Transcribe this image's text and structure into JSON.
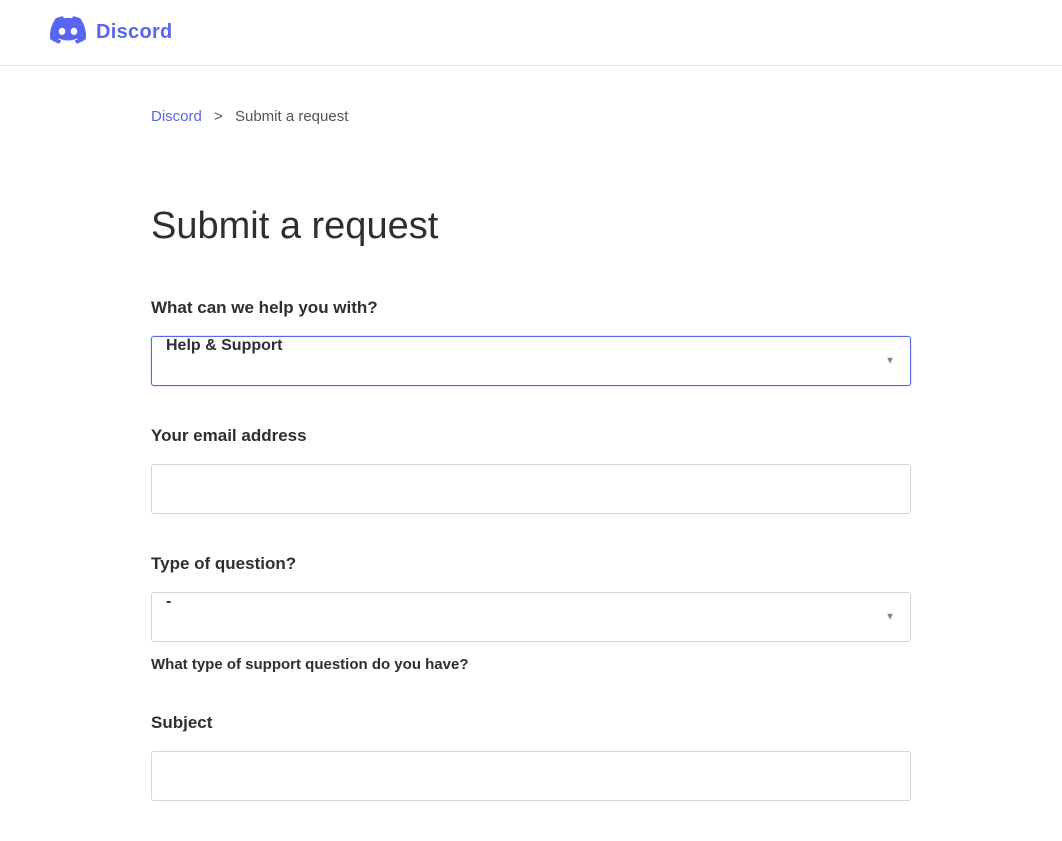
{
  "header": {
    "logo_text": "Discord"
  },
  "breadcrumb": {
    "home": "Discord",
    "separator": ">",
    "current": "Submit a request"
  },
  "page_title": "Submit a request",
  "form": {
    "help_with": {
      "label": "What can we help you with?",
      "selected": "Help & Support"
    },
    "email": {
      "label": "Your email address",
      "value": ""
    },
    "question_type": {
      "label": "Type of question?",
      "selected": "-",
      "help_text": "What type of support question do you have?"
    },
    "subject": {
      "label": "Subject",
      "value": ""
    }
  }
}
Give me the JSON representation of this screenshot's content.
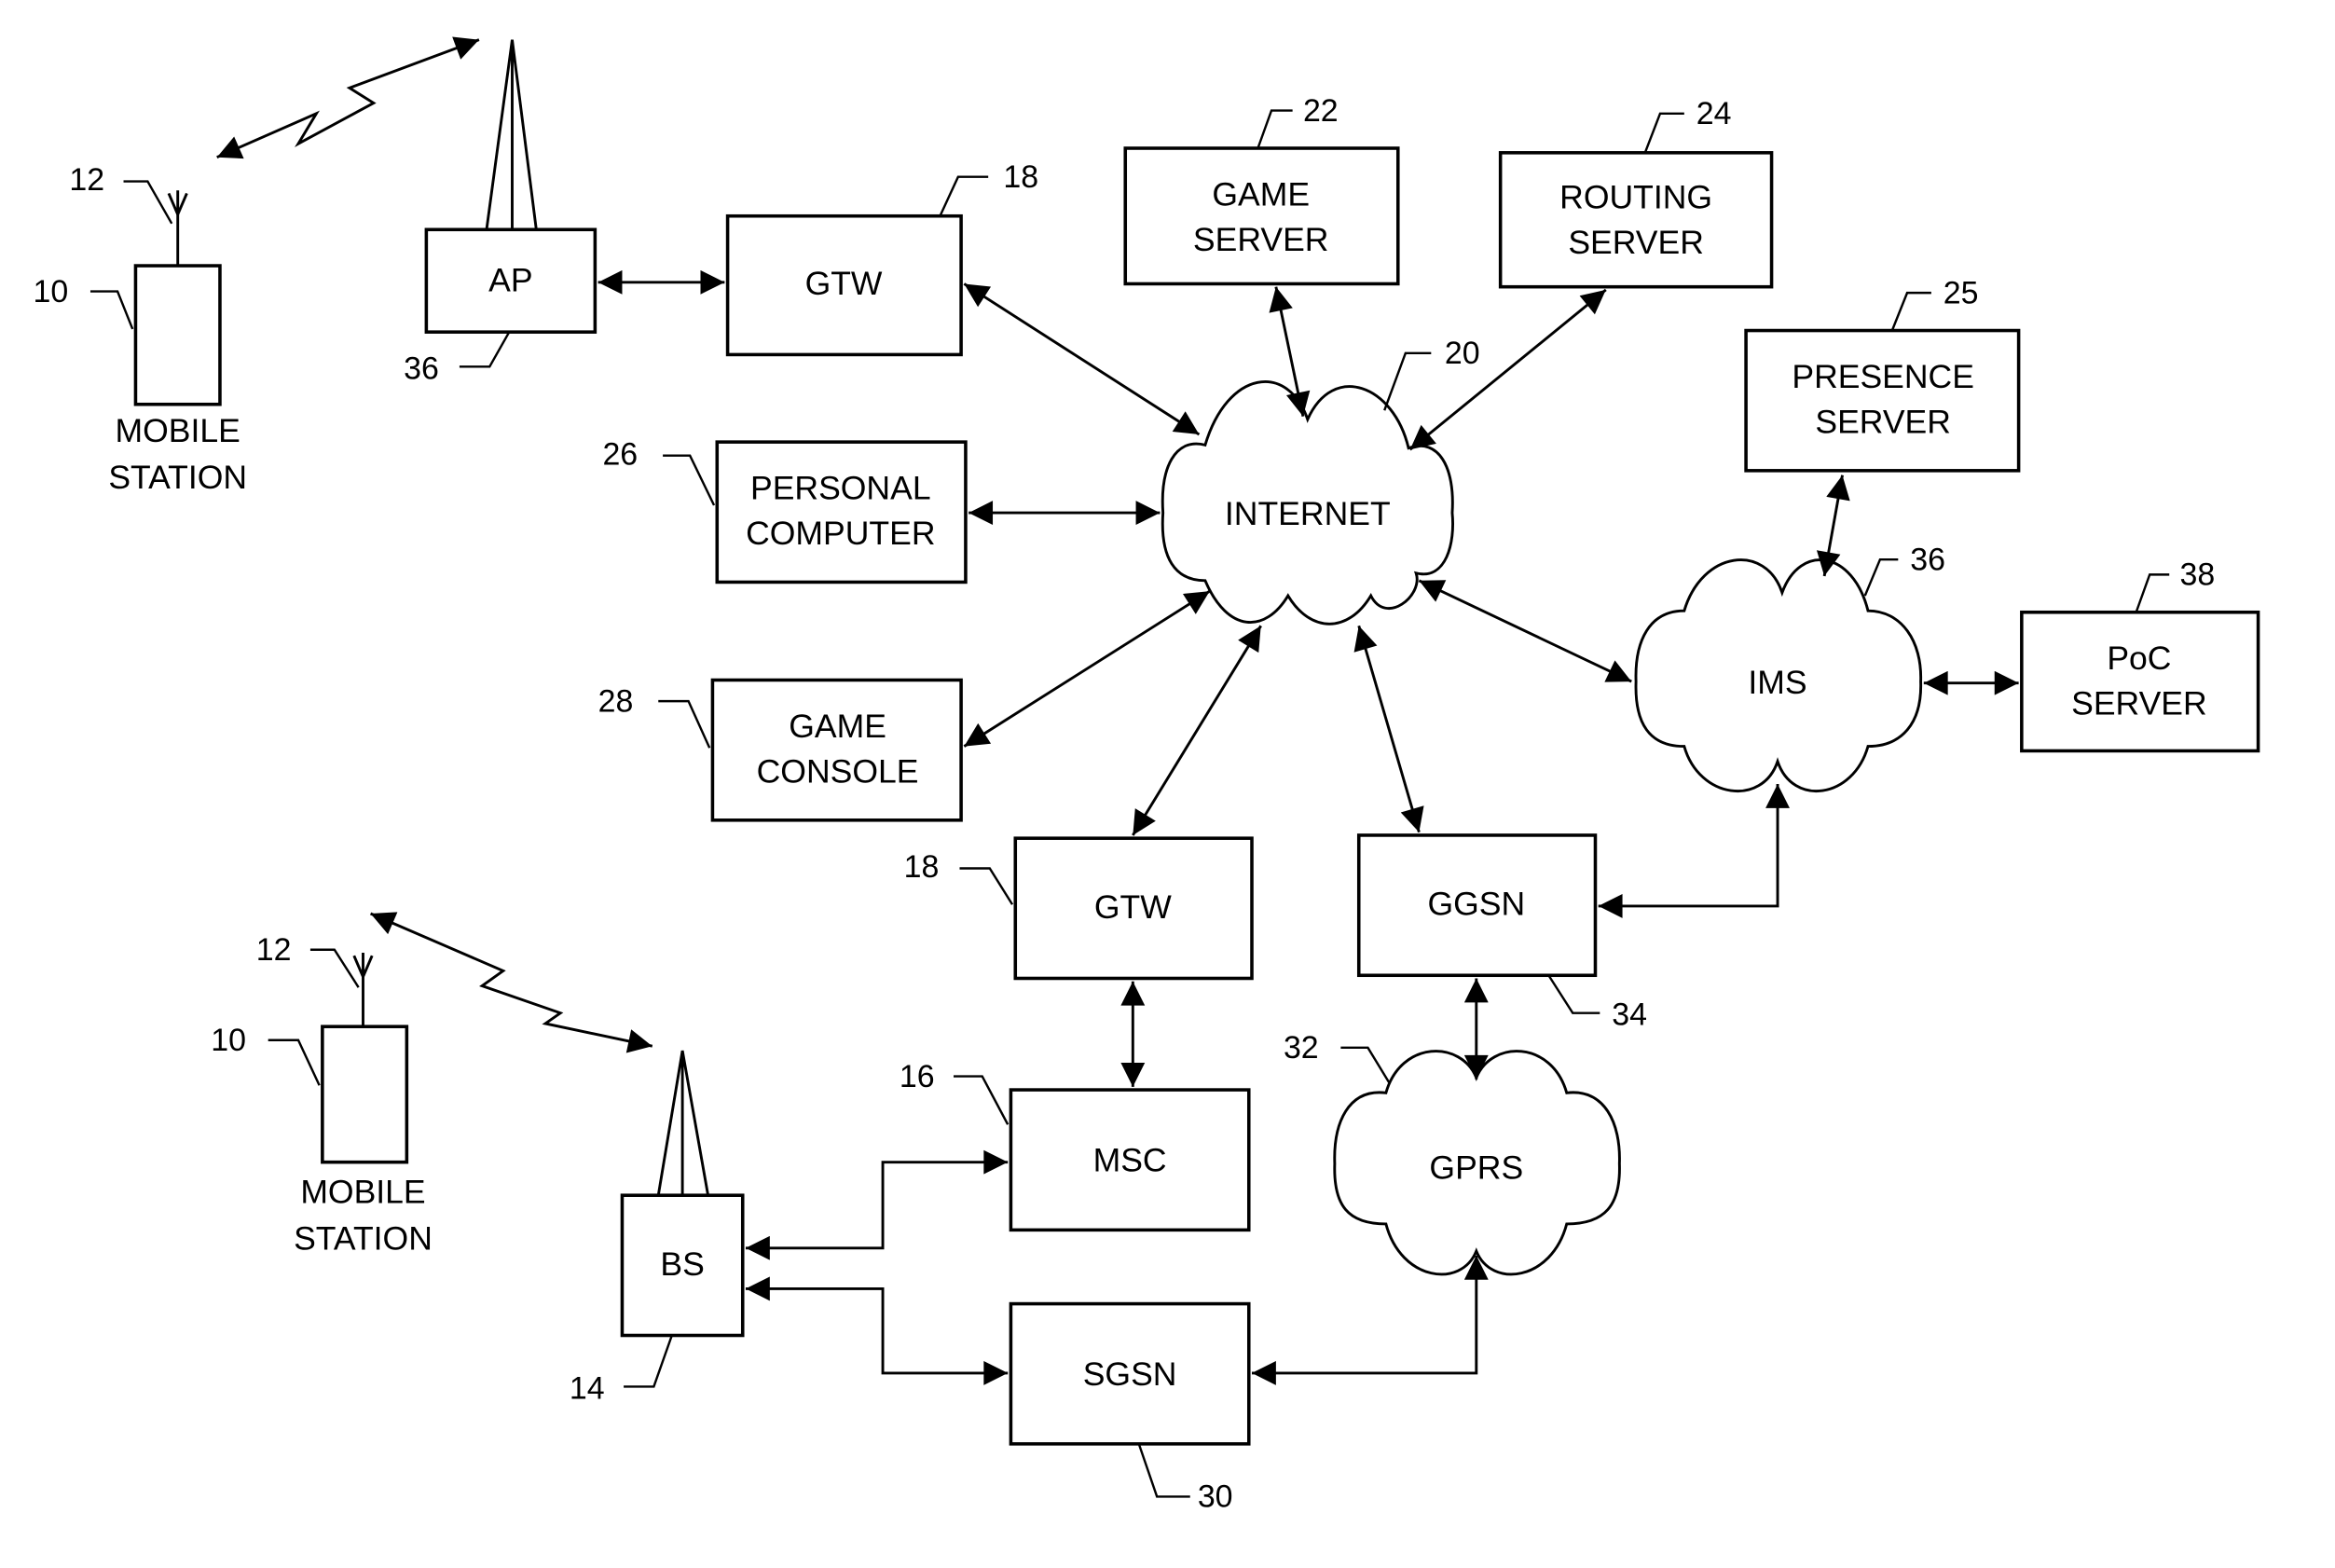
{
  "nodes": {
    "ms_top": {
      "lines": [
        "MOBILE",
        "STATION"
      ],
      "ref": "10",
      "antenna_ref": "12"
    },
    "ap": {
      "label": "AP",
      "ref": "36"
    },
    "gtw_top": {
      "label": "GTW",
      "ref": "18"
    },
    "game_server": {
      "lines": [
        "GAME",
        "SERVER"
      ],
      "ref": "22"
    },
    "routing_server": {
      "lines": [
        "ROUTING",
        "SERVER"
      ],
      "ref": "24"
    },
    "internet": {
      "label": "INTERNET",
      "ref": "20"
    },
    "presence_server": {
      "lines": [
        "PRESENCE",
        "SERVER"
      ],
      "ref": "25"
    },
    "personal_computer": {
      "lines": [
        "PERSONAL",
        "COMPUTER"
      ],
      "ref": "26"
    },
    "game_console": {
      "lines": [
        "GAME",
        "CONSOLE"
      ],
      "ref": "28"
    },
    "ims": {
      "label": "IMS",
      "ref": "36"
    },
    "poc_server": {
      "lines": [
        "PoC",
        "SERVER"
      ],
      "ref": "38"
    },
    "gtw_bottom": {
      "label": "GTW",
      "ref": "18"
    },
    "ggsn": {
      "label": "GGSN",
      "ref": "34"
    },
    "ms_bottom": {
      "lines": [
        "MOBILE",
        "STATION"
      ],
      "ref": "10",
      "antenna_ref": "12"
    },
    "msc": {
      "label": "MSC",
      "ref": "16"
    },
    "gprs": {
      "label": "GPRS",
      "ref": "32"
    },
    "bs": {
      "label": "BS",
      "ref": "14"
    },
    "sgsn": {
      "label": "SGSN",
      "ref": "30"
    }
  }
}
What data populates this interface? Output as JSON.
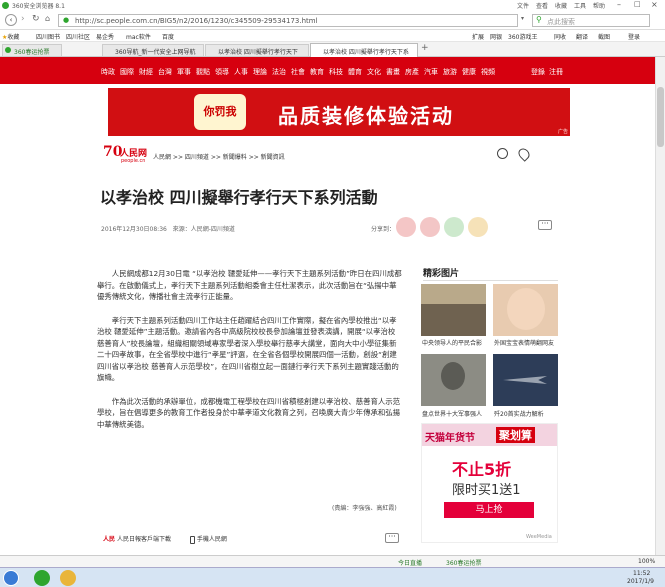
{
  "browser": {
    "title": "360安全浏览器 8.1",
    "menu": [
      "文件",
      "查看",
      "收藏",
      "工具",
      "帮助"
    ],
    "url": "http://sc.people.com.cn/BIG5/n2/2016/1230/c345509-29534173.html",
    "search_placeholder": "点此搜索",
    "favorites": [
      "收藏",
      "四川图书",
      "四川社区",
      "易企秀",
      "mac软件",
      "百度"
    ],
    "fav_extras": [
      "扩展",
      "网银",
      "360游戏王",
      "同收",
      "翻译",
      "截图",
      "登录"
    ],
    "tabs": [
      "360春运抢票",
      "360导航_新一代安全上网导航",
      "以孝治校 四川擬舉行孝行天下",
      "以孝治校 四川擬舉行孝行天下系"
    ]
  },
  "nav": {
    "items": [
      "時政",
      "國際",
      "財經",
      "台灣",
      "軍事",
      "觀點",
      "領導",
      "人事",
      "理論",
      "法治",
      "社會",
      "教育",
      "科技",
      "體育",
      "文化",
      "書畫",
      "房產",
      "汽車",
      "旅游",
      "健康",
      "視頻"
    ],
    "right": [
      "登錄",
      "注冊"
    ]
  },
  "banner": {
    "left": "你罚我",
    "text": "品质装修体验活动",
    "adtag": "广告"
  },
  "header": {
    "logo": "人民网",
    "logo_sub": "people.cn",
    "breadcrumb": [
      "人民網",
      "四川頻道",
      "新聞爆料",
      "新聞資訊"
    ]
  },
  "article": {
    "title": "以孝治校 四川擬舉行孝行天下系列活動",
    "date": "2016年12月30日08:36",
    "source": "來源：人民網-四川頻道",
    "share_label": "分享到：",
    "paragraphs": [
      "人民網成都12月30日電 “以孝治校 韆愛延伸——孝行天下主題系列活動”昨日在四川成都舉行。在啟動儀式上，孝行天下主題系列活動組委會主任杜潔表示，此次活動旨在“弘揚中華優秀傳統文化，傳播社會主流孝行正能量。",
      "孝行天下主題系列活動四川工作站主任趙躍結合四川工作實際，擬在省內學校推出“以孝治校 韆愛延伸”主題活動。邀請省內各中高級院校校長參加論壇並發表演講，開展“以孝治校 慈善育人”校長論壇，組織相關領域專家學者深入學校舉行慈孝大講堂，面向大中小學征集新二十四孝故事，在全省學校中進行“孝星”評選，在全省各個學校開展四個一活動，創設“創建四川省以孝治校 慈善育人示范學校”，在四川省樹立起一面鏈行孝行天下系列主題實踐活動的旗幟。",
      "作為此次活動的承辦單位，成都機電工程學校在四川省積極創建以孝治校、慈善育人示范學校，旨在倡導更多的教育工作者投身於中華孝道文化教育之列，召喚廣大青少年傳承和弘揚中華傳統美德。"
    ],
    "editor": "(責編：李強強、高紅霞)",
    "app1": "人民日報客戶端下載",
    "app2": "手機人民網"
  },
  "sidebar": {
    "title": "精彩图片",
    "captions": [
      "中央领导人的平民合影",
      "外国宝宝表情萌翻网友",
      "盘点世界十大军事强人",
      "歼20首实战力解析"
    ],
    "ad": {
      "brand": "天猫年货节",
      "headline": "聚划算",
      "sale": "不止5折",
      "limited": "限时买1送1",
      "button": "马上抢",
      "credit": "WeeMedia"
    }
  },
  "status": {
    "left": "",
    "items": [
      "今日直播",
      "360春运抢票",
      "100%"
    ]
  },
  "taskbar": {
    "time": "11:52",
    "date": "2017/1/9"
  }
}
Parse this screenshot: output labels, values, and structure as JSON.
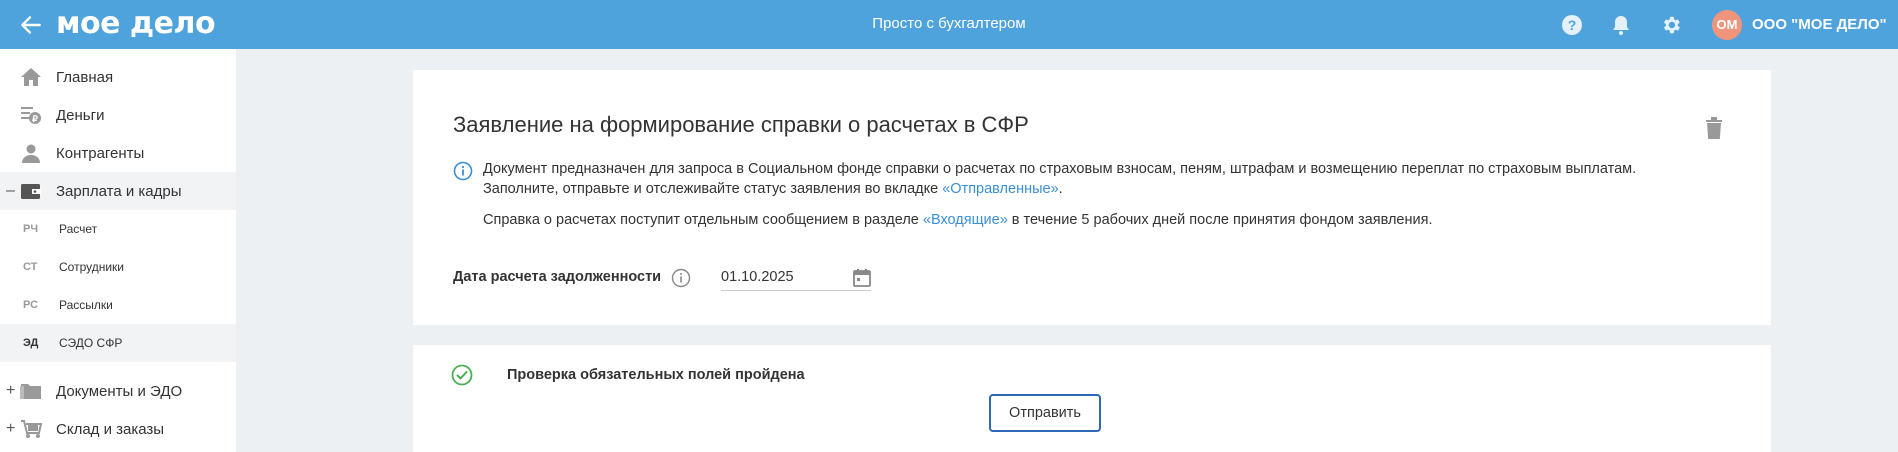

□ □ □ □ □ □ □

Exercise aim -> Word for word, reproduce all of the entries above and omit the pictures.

Answer ->
Transcribe this image's text and structure into JSON.
{
  "header": {
    "logo_text": "Discord"
  },
  "breadcrumb": {
    "home": "Discord",
    "separator": ">",
    "current": "Submit a request"
  },
  "page_title": "Submit a request",
  "form": {
    "help_with": {
      "label": "What can we help you with?",
      "selected": "Help & Support"
    },
    "email": {
      "label": "Your email address",
      "value": ""
    },
    "question_type": {
      "label": "Type of question?",
      "selected": "-",
      "help_text": "What type of support question do you have?"
    },
    "subject": {
      "label": "Subject",
      "value": ""
    }
  }
}
Give me the JSON representation of this screenshot's content.
{
  "nodes": {
    "ms_top": {
      "lines": [
        "MOBILE",
        "STATION"
      ],
      "ref": "10",
      "antenna_ref": "12"
    },
    "ap": {
      "label": "AP",
      "ref": "36"
    },
    "gtw_top": {
      "label": "GTW",
      "ref": "18"
    },
    "game_server": {
      "lines": [
        "GAME",
        "SERVER"
      ],
      "ref": "22"
    },
    "routing_server": {
      "lines": [
        "ROUTING",
        "SERVER"
      ],
      "ref": "24"
    },
    "internet": {
      "label": "INTERNET",
      "ref": "20"
    },
    "presence_server": {
      "lines": [
        "PRESENCE",
        "SERVER"
      ],
      "ref": "25"
    },
    "personal_computer": {
      "lines": [
        "PERSONAL",
        "COMPUTER"
      ],
      "ref": "26"
    },
    "game_console": {
      "lines": [
        "GAME",
        "CONSOLE"
      ],
      "ref": "28"
    },
    "ims": {
      "label": "IMS",
      "ref": "36"
    },
    "poc_server": {
      "lines": [
        "PoC",
        "SERVER"
      ],
      "ref": "38"
    },
    "gtw_bottom": {
      "label": "GTW",
      "ref": "18"
    },
    "ggsn": {
      "label": "GGSN",
      "ref": "34"
    },
    "ms_bottom": {
      "lines": [
        "MOBILE",
        "STATION"
      ],
      "ref": "10",
      "antenna_ref": "12"
    },
    "msc": {
      "label": "MSC",
      "ref": "16"
    },
    "gprs": {
      "label": "GPRS",
      "ref": "32"
    },
    "bs": {
      "label": "BS",
      "ref": "14"
    },
    "sgsn": {
      "label": "SGSN",
      "ref": "30"
    }
  }
}
What data populates this interface? Output as JSON.
{
  "browser": {
    "title": "360安全浏览器 8.1",
    "menu": [
      "文件",
      "查看",
      "收藏",
      "工具",
      "帮助"
    ],
    "url": "http://sc.people.com.cn/BIG5/n2/2016/1230/c345509-29534173.html",
    "search_placeholder": "点此搜索",
    "favorites": [
      "收藏",
      "四川图书",
      "四川社区",
      "易企秀",
      "mac软件",
      "百度"
    ],
    "fav_extras": [
      "扩展",
      "网银",
      "360游戏王",
      "同收",
      "翻译",
      "截图",
      "登录"
    ],
    "tabs": [
      "360春运抢票",
      "360导航_新一代安全上网导航",
      "以孝治校 四川擬舉行孝行天下",
      "以孝治校 四川擬舉行孝行天下系"
    ]
  },
  "nav": {
    "items": [
      "時政",
      "國際",
      "財經",
      "台灣",
      "軍事",
      "觀點",
      "領導",
      "人事",
      "理論",
      "法治",
      "社會",
      "教育",
      "科技",
      "體育",
      "文化",
      "書畫",
      "房產",
      "汽車",
      "旅游",
      "健康",
      "視頻"
    ],
    "right": [
      "登錄",
      "注冊"
    ]
  },
  "banner": {
    "left": "你罚我",
    "text": "品质装修体验活动",
    "adtag": "广告"
  },
  "header": {
    "logo": "人民网",
    "logo_sub": "people.cn",
    "breadcrumb": [
      "人民網",
      "四川頻道",
      "新聞爆料",
      "新聞資訊"
    ]
  },
  "article": {
    "title": "以孝治校 四川擬舉行孝行天下系列活動",
    "date": "2016年12月30日08:36",
    "source": "來源：人民網-四川頻道",
    "share_label": "分享到：",
    "paragraphs": [
      "人民網成都12月30日電 “以孝治校 韆愛延伸——孝行天下主題系列活動”昨日在四川成都舉行。在啟動儀式上，孝行天下主題系列活動組委會主任杜潔表示，此次活動旨在“弘揚中華優秀傳統文化，傳播社會主流孝行正能量。",
      "孝行天下主題系列活動四川工作站主任趙躍結合四川工作實際，擬在省內學校推出“以孝治校 韆愛延伸”主題活動。邀請省內各中高級院校校長參加論壇並發表演講，開展“以孝治校 慈善育人”校長論壇，組織相關領域專家學者深入學校舉行慈孝大講堂，面向大中小學征集新二十四孝故事，在全省學校中進行“孝星”評選，在全省各個學校開展四個一活動，創設“創建四川省以孝治校 慈善育人示范學校”，在四川省樹立起一面鏈行孝行天下系列主題實踐活動的旗幟。",
      "作為此次活動的承辦單位，成都機電工程學校在四川省積極創建以孝治校、慈善育人示范學校，旨在倡導更多的教育工作者投身於中華孝道文化教育之列，召喚廣大青少年傳承和弘揚中華傳統美德。"
    ],
    "editor": "(責編：李強強、高紅霞)",
    "app1": "人民日報客戶端下載",
    "app2": "手機人民網"
  },
  "sidebar": {
    "title": "精彩图片",
    "captions": [
      "中央领导人的平民合影",
      "外国宝宝表情萌翻网友",
      "盘点世界十大军事强人",
      "歼20首实战力解析"
    ],
    "ad": {
      "brand": "天猫年货节",
      "headline": "聚划算",
      "sale": "不止5折",
      "limited": "限时买1送1",
      "button": "马上抢",
      "credit": "WeeMedia"
    }
  },
  "status": {
    "left": "",
    "items": [
      "今日直播",
      "360春运抢票",
      "100%"
    ]
  },
  "taskbar": {
    "time": "11:52",
    "date": "2017/1/9"
  }
}
Parse this screenshot: output labels, values, and structure as JSON.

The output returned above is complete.